Our subject car was parked and put into an owner-initiated coma — in a drafty old garage — and left to sit with little to no attention or basic care.
Mice infiltrated the interior and trunk space. Dust, combined with humidity, took a heavy toll on the brightwork, and the interior deteriorated.
On the plus side — and this most certainly outweighs the negative side — no one messed with the car. Based on the information gathered and the Gooding & Company catalog description, CSX3278 still wears its original, factory-applied red paint, and it still has all those pesky stamped numbers and codes that differentiate a great car from a dubious one.
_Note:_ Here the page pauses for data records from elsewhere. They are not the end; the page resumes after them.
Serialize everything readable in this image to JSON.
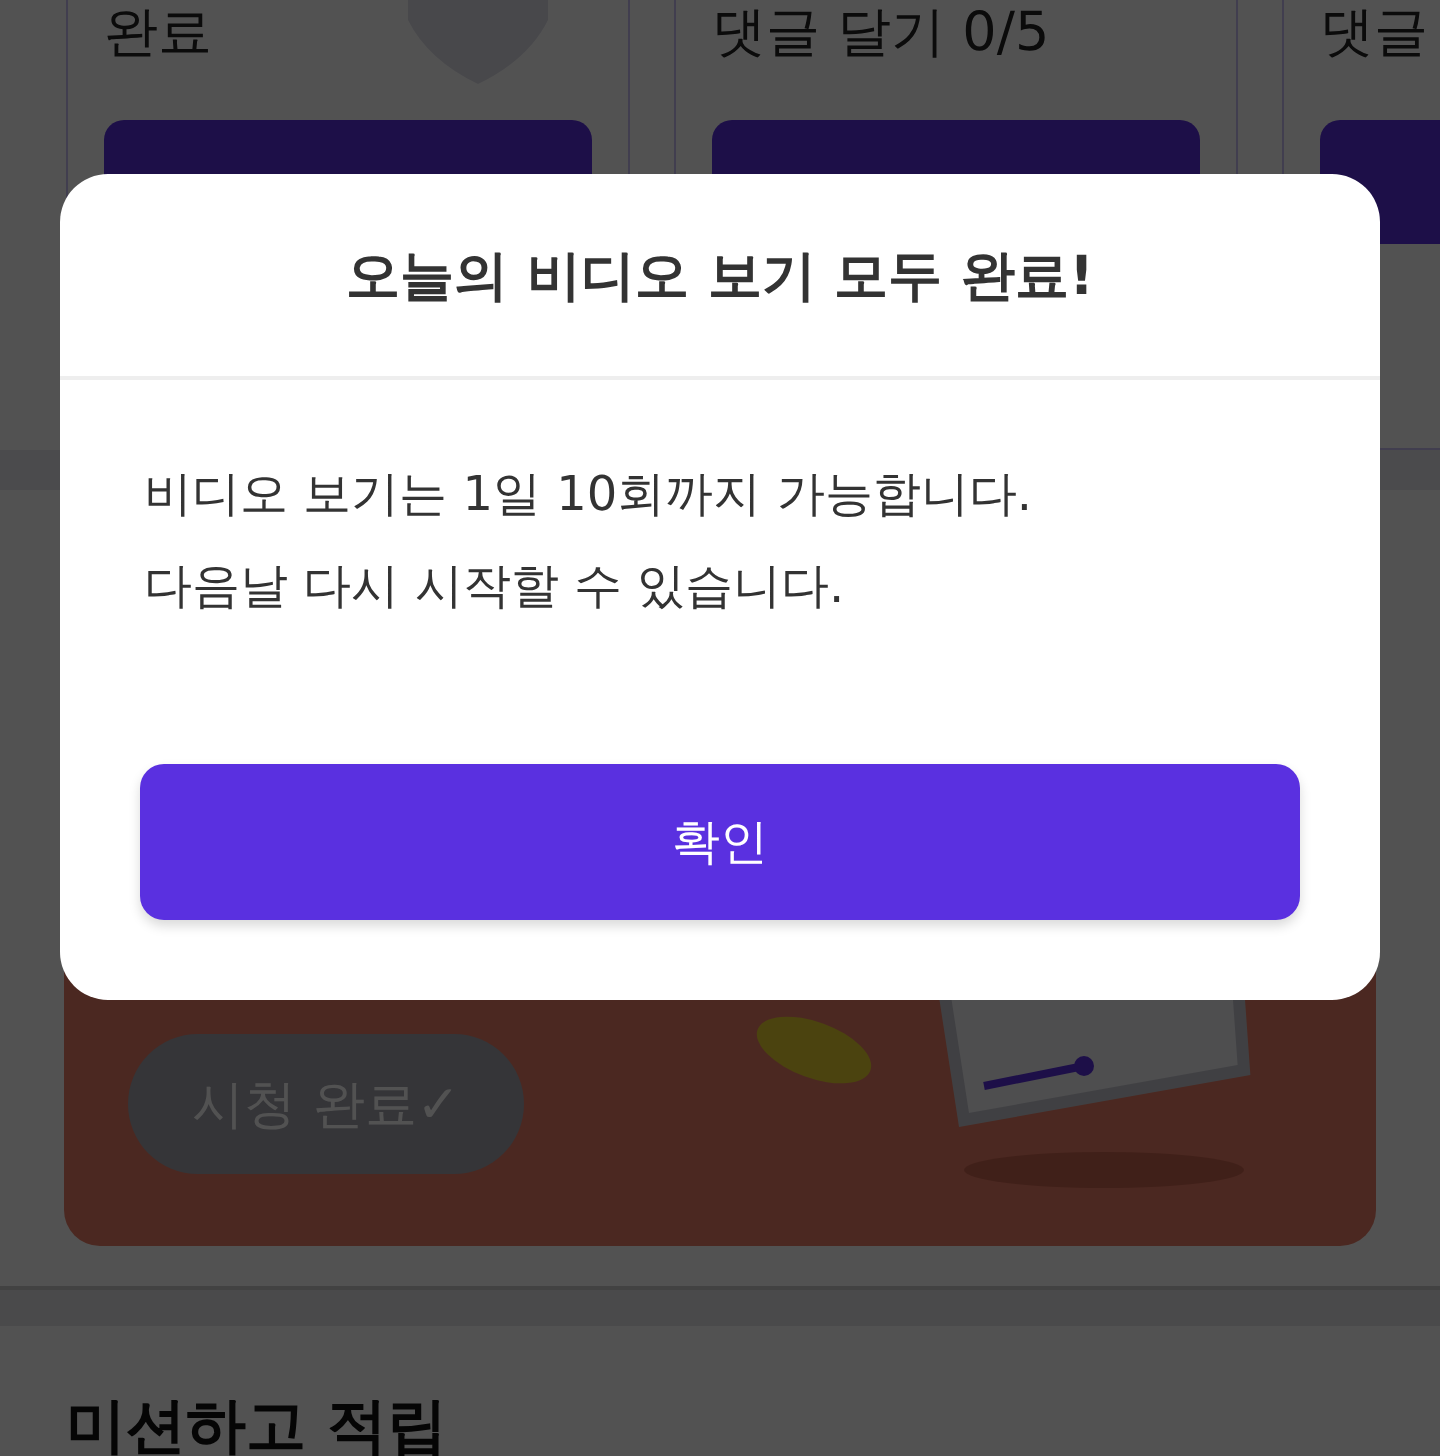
{
  "background": {
    "mission_cards": [
      {
        "title": "완료"
      },
      {
        "title": "댓글 달기 0/5"
      },
      {
        "title": "댓글"
      }
    ],
    "banner": {
      "status_button": "시청 완료✓"
    },
    "section_title": "미션하고 적립"
  },
  "dialog": {
    "title": "오늘의 비디오 보기 모두 완료!",
    "message_lines": [
      "비디오 보기는 1일 10회까지 가능합니다.",
      "다음날 다시 시작할 수 있습니다."
    ],
    "confirm_button": "확인"
  }
}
It’s been said about a million times (one million and one now) that they’re only original once, and this car is as original as you will find.
It is airtight and untampered with. It was largely original from end to end, other than a few items here and there, but nothing was done to harm the investment-grade value of the machine. The miles are reported to be original, as they should be, and the original paint might even be in very nice condition under all the layers of dust and dirt.
As presented at the Gooding sale, our subject car was left in the condition in which it was found: dusty, dirty, disheveled and neglected. The nagging presumption that it should be cleaned up fell on deaf ears. That’s good.
With a car like this, the auction house wants to sell the story — especially for a Rip Van Winkle Cobra. In today’s market, wiping away the dust and dirt has the potential to wipe away some of the value.
The real deal versus Memorex
The beauty of our subject car is simple. As prices for genuine Cobras ascended to the stratosphere during the past decade, more and more less-than-reputable Cobras appeared.
These cars were not really fakes, but they carried bad stories. We’re talking about cars with plenty of MIA factory stamping and marks. Cars arrived on the market with bodies that had been facsimiled, restamped chassis or engines — and carrying pieces and parts from one or more wrecked cars.
Chassis CSX3278 may be a bit unkempt, but there are no bad stories. This car just may be that last Cobra the world will ever find that’s been hibernating for decades. I never want to say never, as that could cause TV shows to be cancelled.
Running the numbers
Our SCM Pocket Price Guide shows the median value for a 1965–67 Cobra firing in at $1,292,500. This price is for genuine, 427-powered Cobras. It is not for Shelbys with the Police Interceptor 428 — as found in our subject car. Given that, we can subtract about 20% from the median value, driving down CSX3278’s value to a cool $1 million and change.
Our comps are all genuine 427 examples, and they all sold around the $1.3 million range, which corresponds nicely to our price guide.
The reality is that some collectors love shiny, restored cars. They want them to not only be real-deal, airtight examples — they want them to look good under the garage or warehouse lights.
Our subject doesn’t fall into that Beauty Queen category.
However, there are those collectors who simply love a car like CSX3278. This car is untouched, with no rats in the cellar (mice yes, rats no). These cars become artifacts. They really are no longer cars by the simple definition of the word. They are beautiful because they are so genuine and evocative at the same time. This is like finding a real Van Gogh in the attic. It’s dusty, faded and disheveled — and worth millions.
This car is for the buyer — like myself — who loves an original, untouched, dusty, dirty, musty, mice-infested opportunity. I’d call this one fairly bought and sold. ♦
(Introductory description courtesy of Gooding & Company.)